Saturday, April 5, 2003

Cuban ferry hijackers arrested in raid

                  HAVANA, Cuba (AP) -- A standoff between Cuban troops and the hijackers of a small ferry
                  who had tried to sail to Florida ended as soldiers stormed the boat and hostages jumped
                  overboard to safety.

                  None of the hostages, about 50 in all, was injured in the operation Friday at the port of Mariel,
                  just west of Havana. Authorities took the hijackers to an undisclosed location.

                  "All of those who were on the boat were safely rescued without a shot or even a scratch," the
                  Cuban government said in a statement.

                  The hijackers commandeered the 45-foot ferry Baragua in Havana Bay on Wednesday and
                  demanded that it sail to the United States.

                  Cuban authorities chased the boat some 30 miles into international waters. FBI hostage
                  negotiators flew to a nearby U.S. Coast Guard cutter to offer help to the Cuban government.

                  Apparently lacking enough fuel for the U.S. journey, the ferry then turned around and headed
                  back to Cuban waters off Mariel.

                  The hijackers demanded fuel for the flat-bottomed ferry and threatened to harm passengers,
                  the government said.

                  Negotiations began between the hijackers and squads of heavily armed Cuban officials on a
                  dock near the ferry. At one point, a hijacker held a knife to the throat of a woman on the ferry.
                  Three ill hostages eventually were released.

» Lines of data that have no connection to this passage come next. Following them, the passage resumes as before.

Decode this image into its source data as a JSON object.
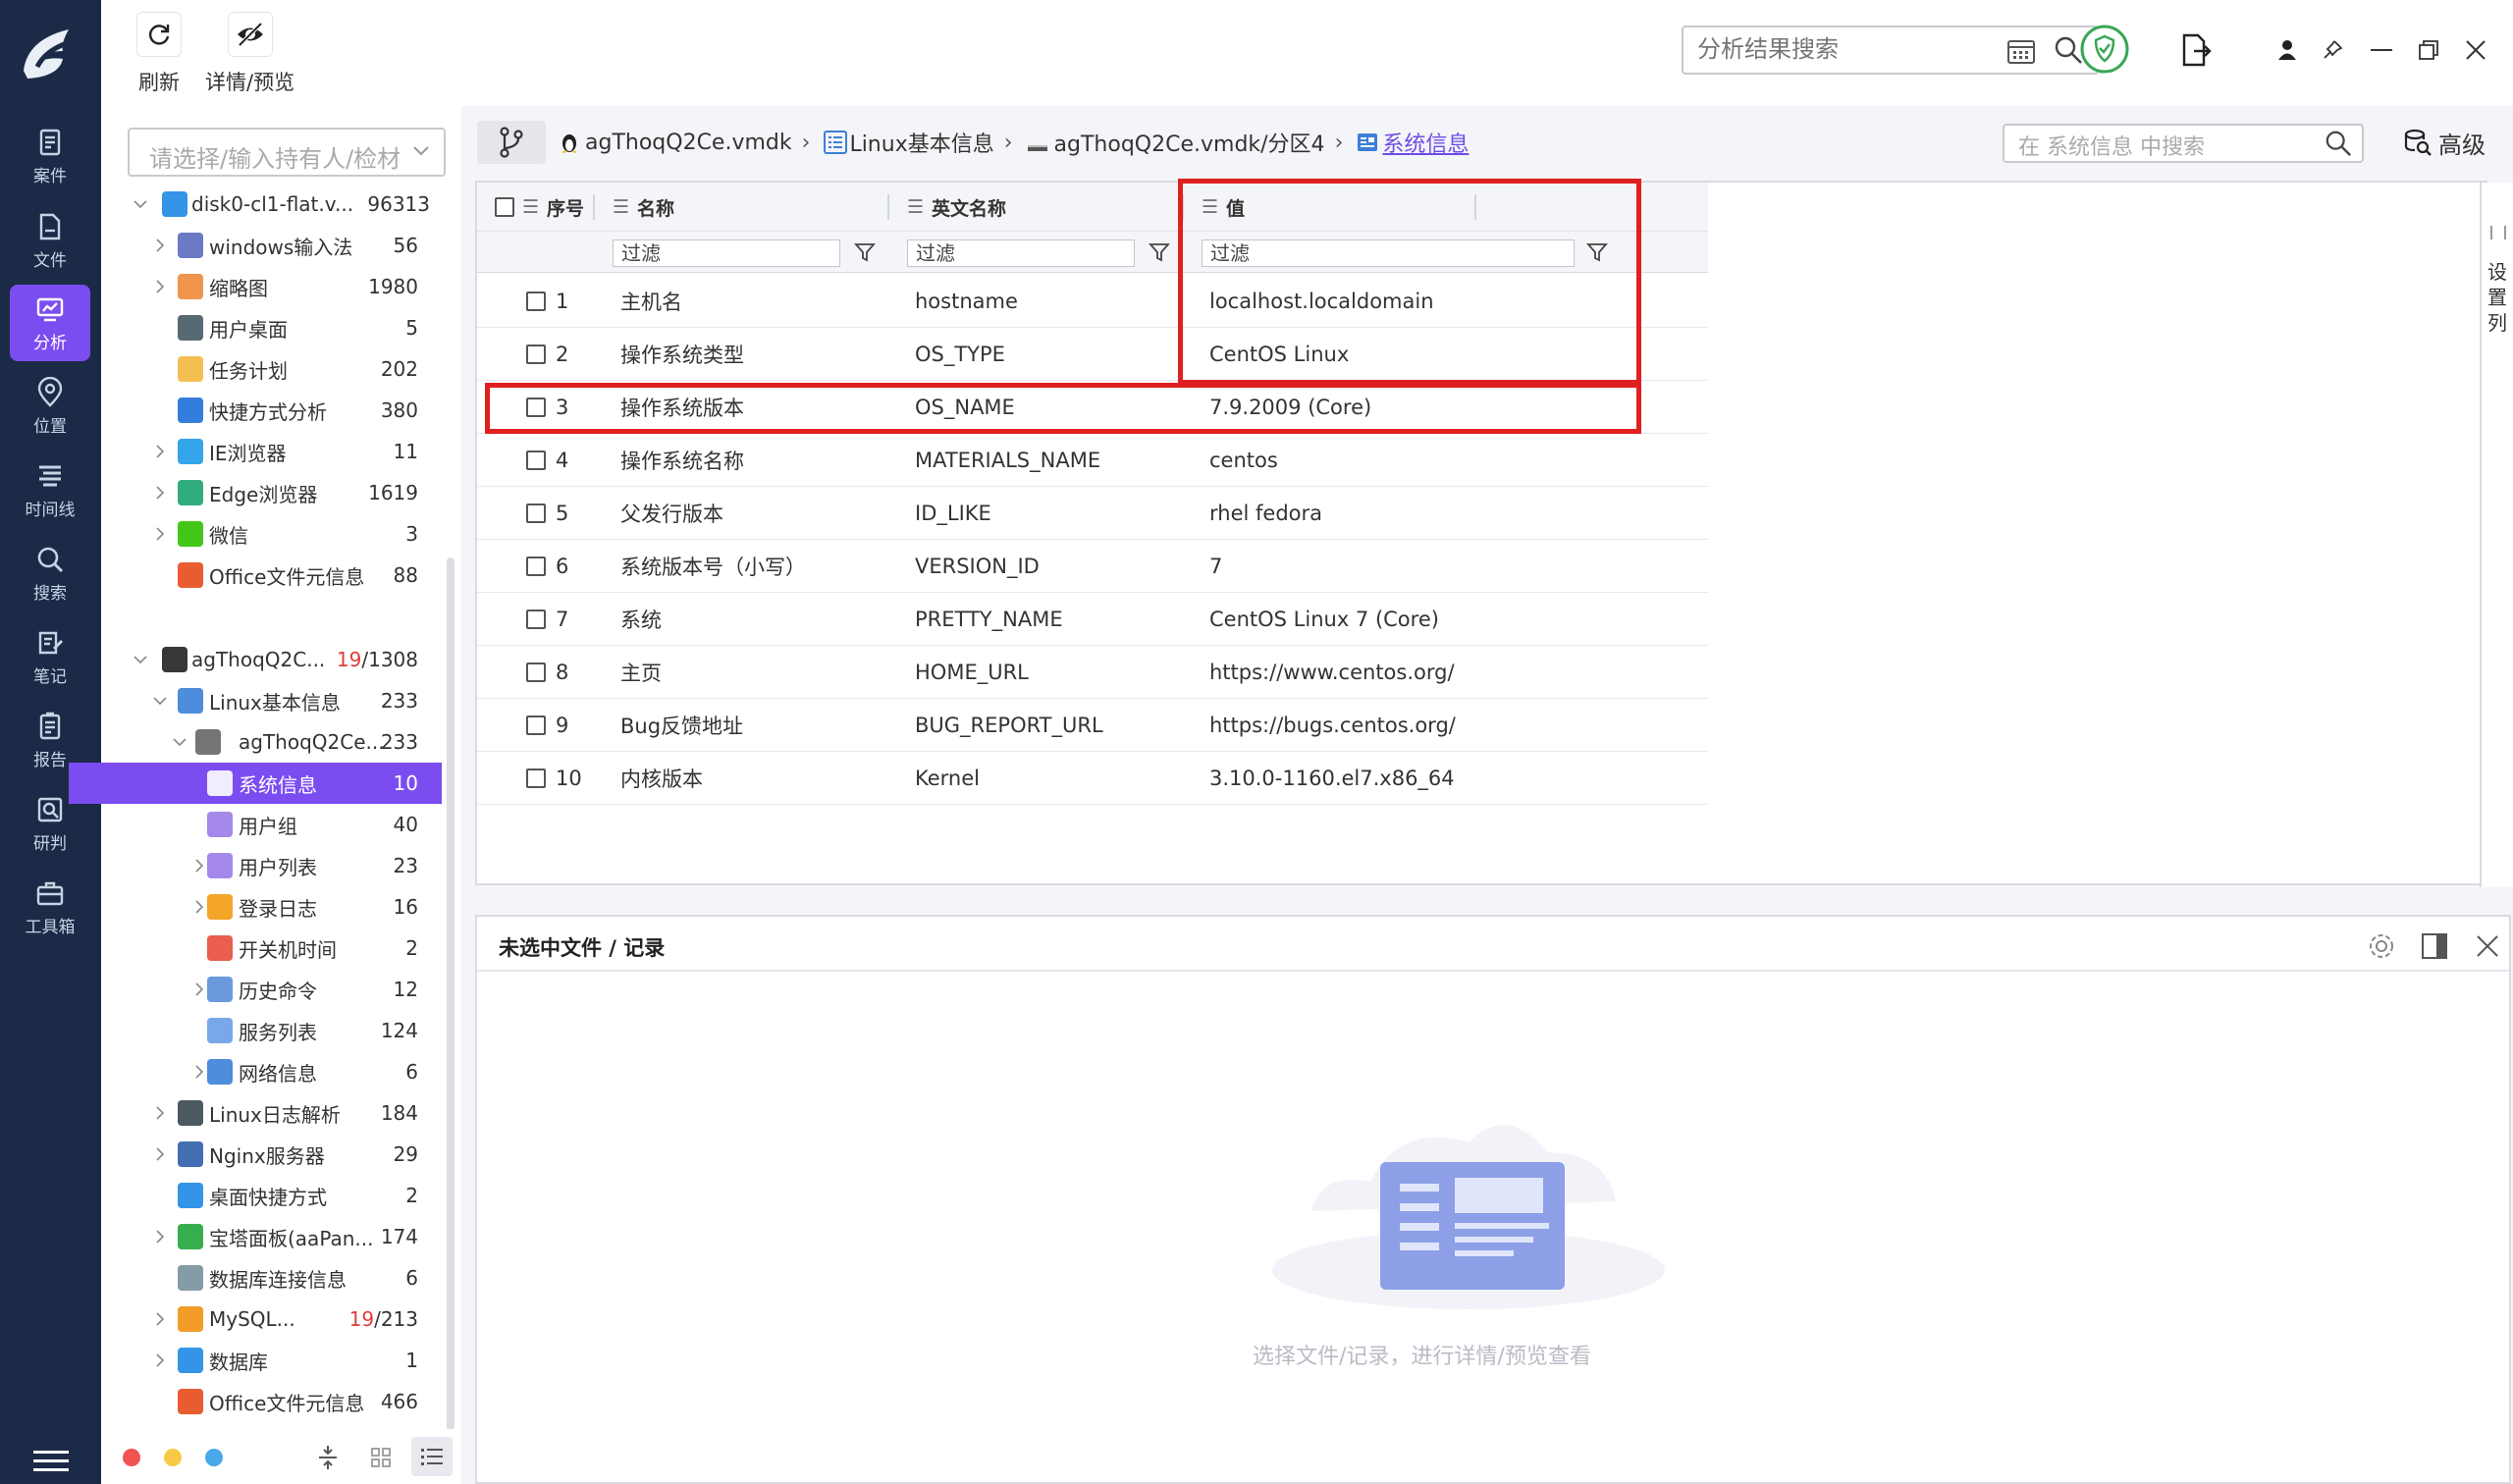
{
  "toolbar": {
    "refresh_label": "刷新",
    "detail_label": "详情/预览",
    "search_placeholder": "分析结果搜索"
  },
  "rail": {
    "items": [
      {
        "label": "案件",
        "icon": "case-icon"
      },
      {
        "label": "文件",
        "icon": "file-icon"
      },
      {
        "label": "分析",
        "icon": "analysis-icon",
        "active": true
      },
      {
        "label": "位置",
        "icon": "location-icon"
      },
      {
        "label": "时间线",
        "icon": "timeline-icon"
      },
      {
        "label": "搜索",
        "icon": "search-icon"
      },
      {
        "label": "笔记",
        "icon": "note-icon"
      },
      {
        "label": "报告",
        "icon": "report-icon"
      },
      {
        "label": "研判",
        "icon": "judge-icon"
      },
      {
        "label": "工具箱",
        "icon": "toolbox-icon"
      }
    ]
  },
  "tree": {
    "holder_placeholder": "请选择/输入持有人/检材",
    "rows": [
      {
        "label": "disk0-cl1-flat.v...",
        "count": "96313",
        "icon": "windows-icon"
      },
      {
        "label": "windows输入法",
        "count": "56",
        "icon": "keyboard-icon"
      },
      {
        "label": "缩略图",
        "count": "1980",
        "icon": "thumbnail-icon"
      },
      {
        "label": "用户桌面",
        "count": "5",
        "icon": "desktop-icon"
      },
      {
        "label": "任务计划",
        "count": "202",
        "icon": "task-icon"
      },
      {
        "label": "快捷方式分析",
        "count": "380",
        "icon": "shortcut-icon"
      },
      {
        "label": "IE浏览器",
        "count": "11",
        "icon": "ie-icon"
      },
      {
        "label": "Edge浏览器",
        "count": "1619",
        "icon": "edge-icon"
      },
      {
        "label": "微信",
        "count": "3",
        "icon": "wechat-icon"
      },
      {
        "label": "Office文件元信息",
        "count": "88",
        "icon": "office-icon"
      },
      {
        "label": "agThoqQ2C...",
        "count_red": "19",
        "count": "/1308",
        "icon": "linux-icon"
      },
      {
        "label": "Linux基本信息",
        "count": "233",
        "icon": "list-icon"
      },
      {
        "label": "agThoqQ2Ce...",
        "count": "233",
        "icon": "partition-icon"
      },
      {
        "label": "系统信息",
        "count": "10",
        "icon": "sysinfo-icon"
      },
      {
        "label": "用户组",
        "count": "40",
        "icon": "usergroup-icon"
      },
      {
        "label": "用户列表",
        "count": "23",
        "icon": "userlist-icon"
      },
      {
        "label": "登录日志",
        "count": "16",
        "icon": "login-log-icon"
      },
      {
        "label": "开关机时间",
        "count": "2",
        "icon": "power-icon"
      },
      {
        "label": "历史命令",
        "count": "12",
        "icon": "terminal-icon"
      },
      {
        "label": "服务列表",
        "count": "124",
        "icon": "service-icon"
      },
      {
        "label": "网络信息",
        "count": "6",
        "icon": "network-icon"
      },
      {
        "label": "Linux日志解析",
        "count": "184",
        "icon": "log-icon"
      },
      {
        "label": "Nginx服务器",
        "count": "29",
        "icon": "server-icon"
      },
      {
        "label": "桌面快捷方式",
        "count": "2",
        "icon": "desktop-shortcut-icon"
      },
      {
        "label": "宝塔面板(aaPan...",
        "count": "174",
        "icon": "bt-panel-icon"
      },
      {
        "label": "数据库连接信息",
        "count": "6",
        "icon": "db-conn-icon"
      },
      {
        "label": "MySQL...",
        "count_red": "19",
        "count": "/213",
        "icon": "mysql-icon"
      },
      {
        "label": "数据库",
        "count": "1",
        "icon": "database-icon"
      },
      {
        "label": "Office文件元信息",
        "count": "466",
        "icon": "office-icon"
      }
    ]
  },
  "breadcrumb": {
    "items": [
      "agThoqQ2Ce.vmdk",
      "Linux基本信息",
      "agThoqQ2Ce.vmdk/分区4",
      "系统信息"
    ],
    "search_placeholder": "在 系统信息 中搜索",
    "advanced_label": "高级"
  },
  "grid": {
    "headers": {
      "seq": "序号",
      "name": "名称",
      "en": "英文名称",
      "value": "值"
    },
    "filter_text": "过滤",
    "side_label": "设置列",
    "rows": [
      {
        "seq": "1",
        "name": "主机名",
        "en": "hostname",
        "value": "localhost.localdomain"
      },
      {
        "seq": "2",
        "name": "操作系统类型",
        "en": "OS_TYPE",
        "value": "CentOS Linux"
      },
      {
        "seq": "3",
        "name": "操作系统版本",
        "en": "OS_NAME",
        "value": "7.9.2009 (Core)"
      },
      {
        "seq": "4",
        "name": "操作系统名称",
        "en": "MATERIALS_NAME",
        "value": "centos"
      },
      {
        "seq": "5",
        "name": "父发行版本",
        "en": "ID_LIKE",
        "value": "rhel fedora"
      },
      {
        "seq": "6",
        "name": "系统版本号（小写）",
        "en": "VERSION_ID",
        "value": "7"
      },
      {
        "seq": "7",
        "name": "系统",
        "en": "PRETTY_NAME",
        "value": "CentOS Linux 7 (Core)"
      },
      {
        "seq": "8",
        "name": "主页",
        "en": "HOME_URL",
        "value": "https://www.centos.org/"
      },
      {
        "seq": "9",
        "name": "Bug反馈地址",
        "en": "BUG_REPORT_URL",
        "value": "https://bugs.centos.org/"
      },
      {
        "seq": "10",
        "name": "内核版本",
        "en": "Kernel",
        "value": "3.10.0-1160.el7.x86_64"
      }
    ]
  },
  "detail": {
    "title": "未选中文件 / 记录",
    "empty_text": "选择文件/记录，进行详情/预览查看"
  },
  "colors": {
    "rail_bg": "#1b2a47",
    "accent": "#7b4df1",
    "highlight_box": "#e02020",
    "link": "#6e4ce5"
  }
}
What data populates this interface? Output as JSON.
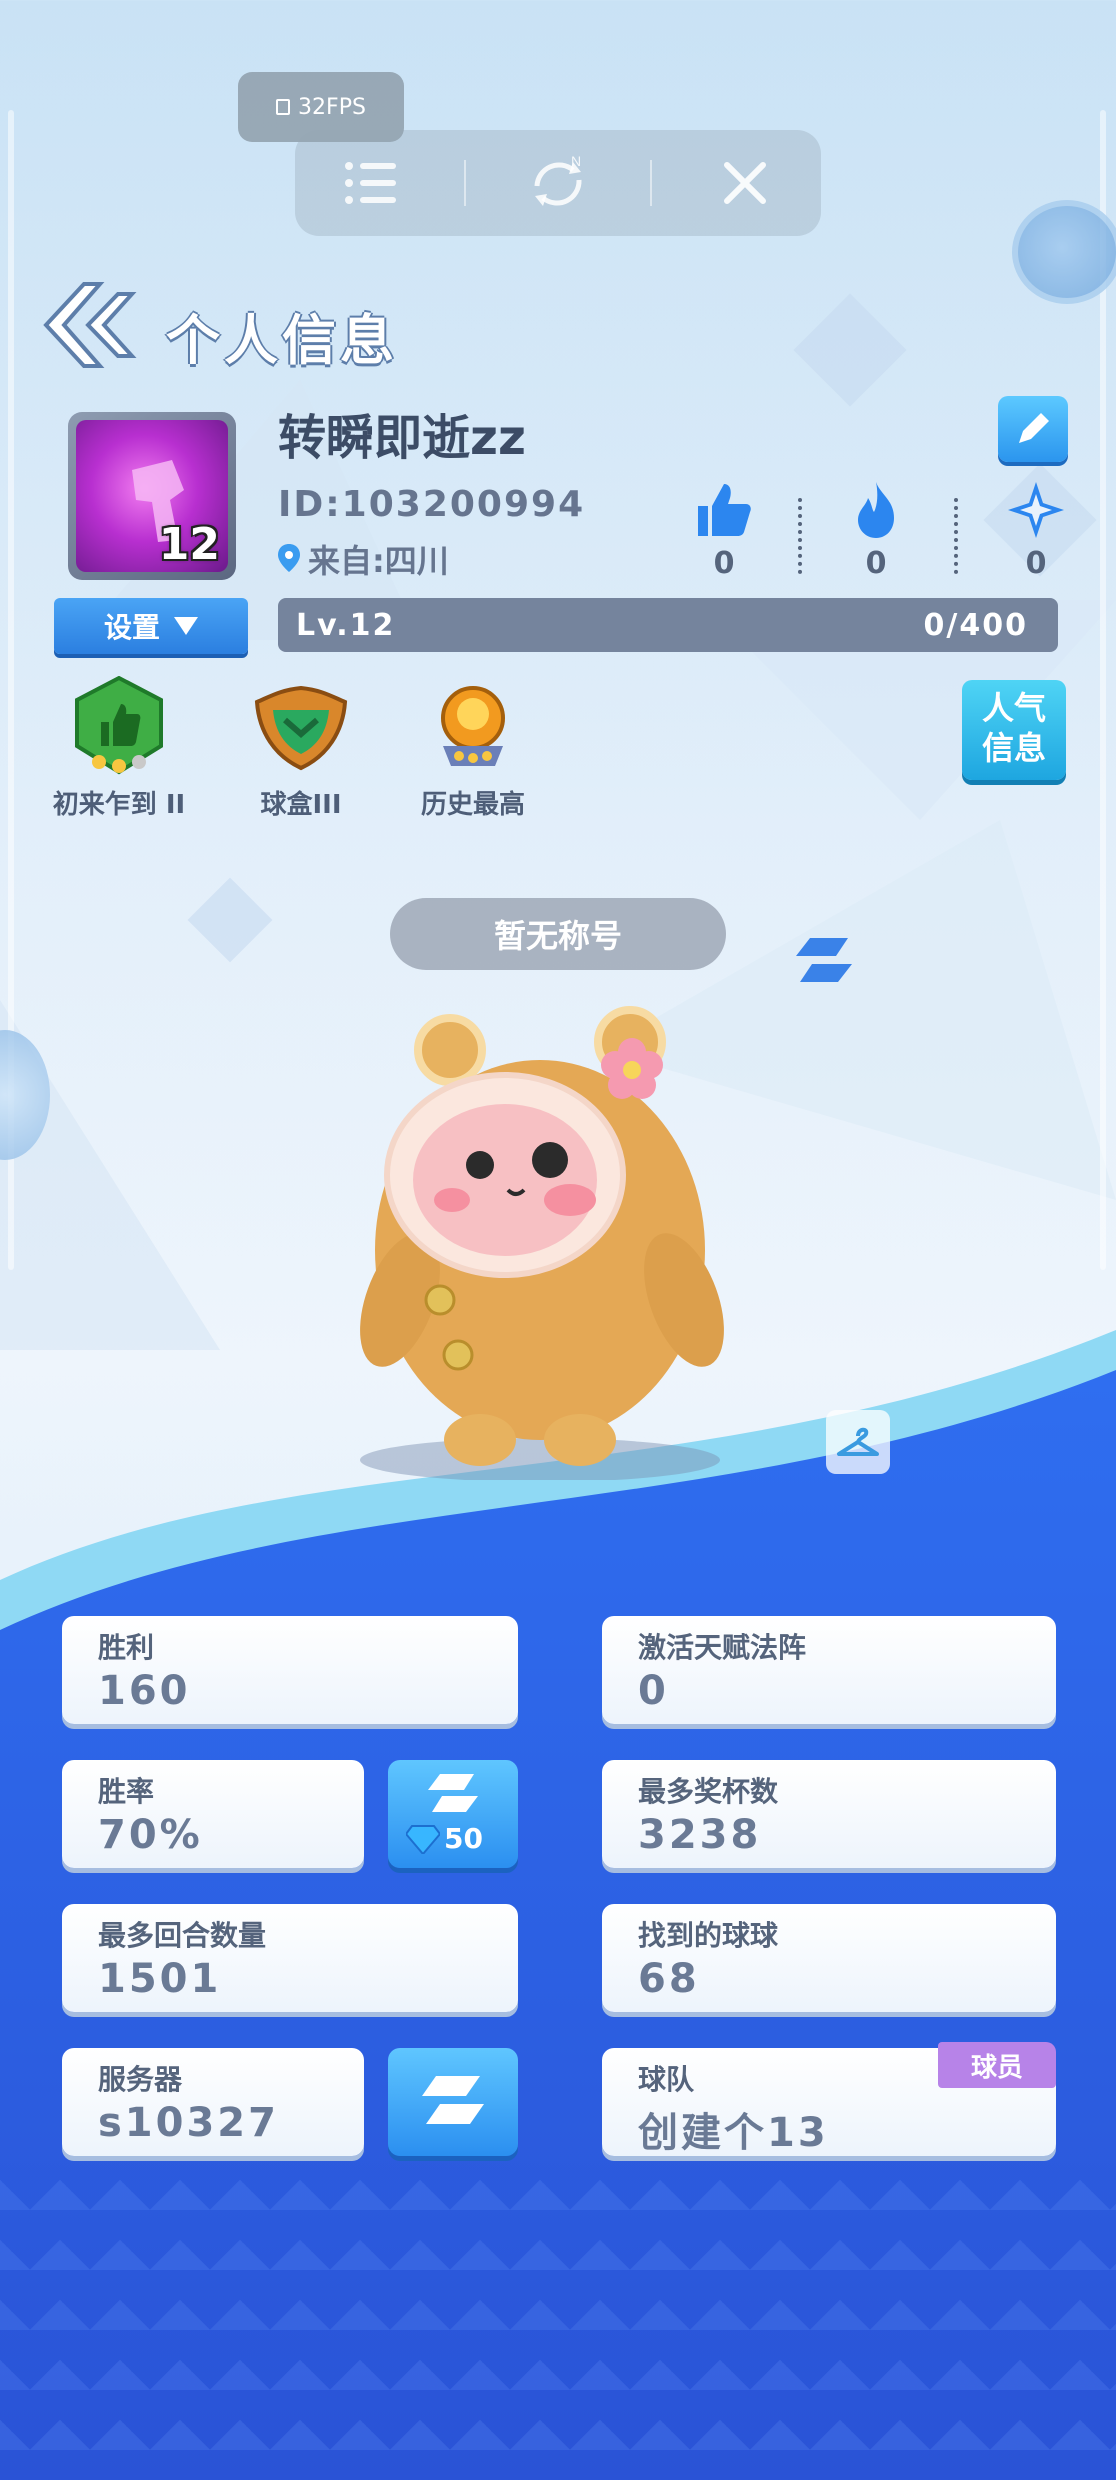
{
  "overlay": {
    "fps": "32FPS"
  },
  "header": {
    "title": "个人信息"
  },
  "profile": {
    "username": "转瞬即逝zz",
    "id": "ID:103200994",
    "from": "来自:四川",
    "avatar_level": "12",
    "likes": "0",
    "fire": "0",
    "star": "0",
    "settings_label": "设置",
    "level_label": "Lv.12",
    "exp": "0/400",
    "popularity_label_1": "人气",
    "popularity_label_2": "信息"
  },
  "badges": [
    {
      "label": "初来乍到 II",
      "icon": "thumbs-up-shield-icon"
    },
    {
      "label": "球盒III",
      "icon": "chevron-shield-icon"
    },
    {
      "label": "历史最高",
      "icon": "orb-trophy-icon"
    }
  ],
  "title_pill": "暂无称号",
  "stats": {
    "wins_label": "胜利",
    "wins": "160",
    "talent_label": "激活天赋法阵",
    "talent": "0",
    "winrate_label": "胜率",
    "winrate": "70%",
    "swap_cost": "50",
    "trophies_label": "最多奖杯数",
    "trophies": "3238",
    "rounds_label": "最多回合数量",
    "rounds": "1501",
    "balls_label": "找到的球球",
    "balls": "68",
    "server_label": "服务器",
    "server": "s10327",
    "team_label": "球队",
    "team": "创建个13",
    "team_role": "球员"
  },
  "colors": {
    "accent_blue": "#2b7fe0",
    "lower_bg": "#2f63e6",
    "card_text": "#55647c",
    "role_tag": "#b783e8"
  }
}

                  The rescue operation began Thursday afternoon with a large military buildup at the port.

                  The government said a special forces sol dier on the dock persuaded a female hostage to jump
                  overboard and she was quickly rescued.

                  The special forces team then moved in to arrest the hijackers and secure the ferry as hostages
                  took cues from the officers and started jumping overboard, the statement said. At least one
                  hostage reportedly tackled one of the hijackers.

                  Cuban troops rescued passengers in the water and took control of the vessel, arresting the
                  hijackers -- including some who tried to mix with fleeing passengers in the water.

                  The government statement omitted many details, including how many suspects were arrested.

                  There was no mention in Friday's statement of Cuban President Fidel Castro, who traveled to
                  Mariel on Thursday to lead the effort to end the standoff.

                  The vessel was seized a day after a Cuban passenger plane was hijacked to Key West, Fla.,
                  by a man who allegedly threatened to blow up the aircraft with two grenades. The grenades
                  turned out to be fake.

                  Ten of the Cubans who were aboard the flight have opted to remain in the United States, while
                  19 others asked to go home, U.S. officials said.

                  Another Cuban plane was hijacked to Key West less than two weeks earlier.

                  The hijackings coincided with a crackdown on dissidents in Cuba and rising tensions with the
                  United States.

                  In the past, Cubans have taken advantage of periods of U.S.-Cuban friction to try to flee the

                  Several ferries were hijacked to the United States in 1994, when some 35,000 Cubans headed
                  toward Florida in dilapidated boats and rafts. The wave of illegal migrants subsided only after
                  the United States agreed to send back Cubans picked up at sea.

                  In a highly unusual move, the top U.S. diplomat in Havana, James Cason, warned Cubans on
                  Wednesday night not to undertake any more hijackings, telling them in a message read on
                  communist-run television they would be prosecuted and lose the right to seek American

                  (Copyright 2003 by The Associated Press.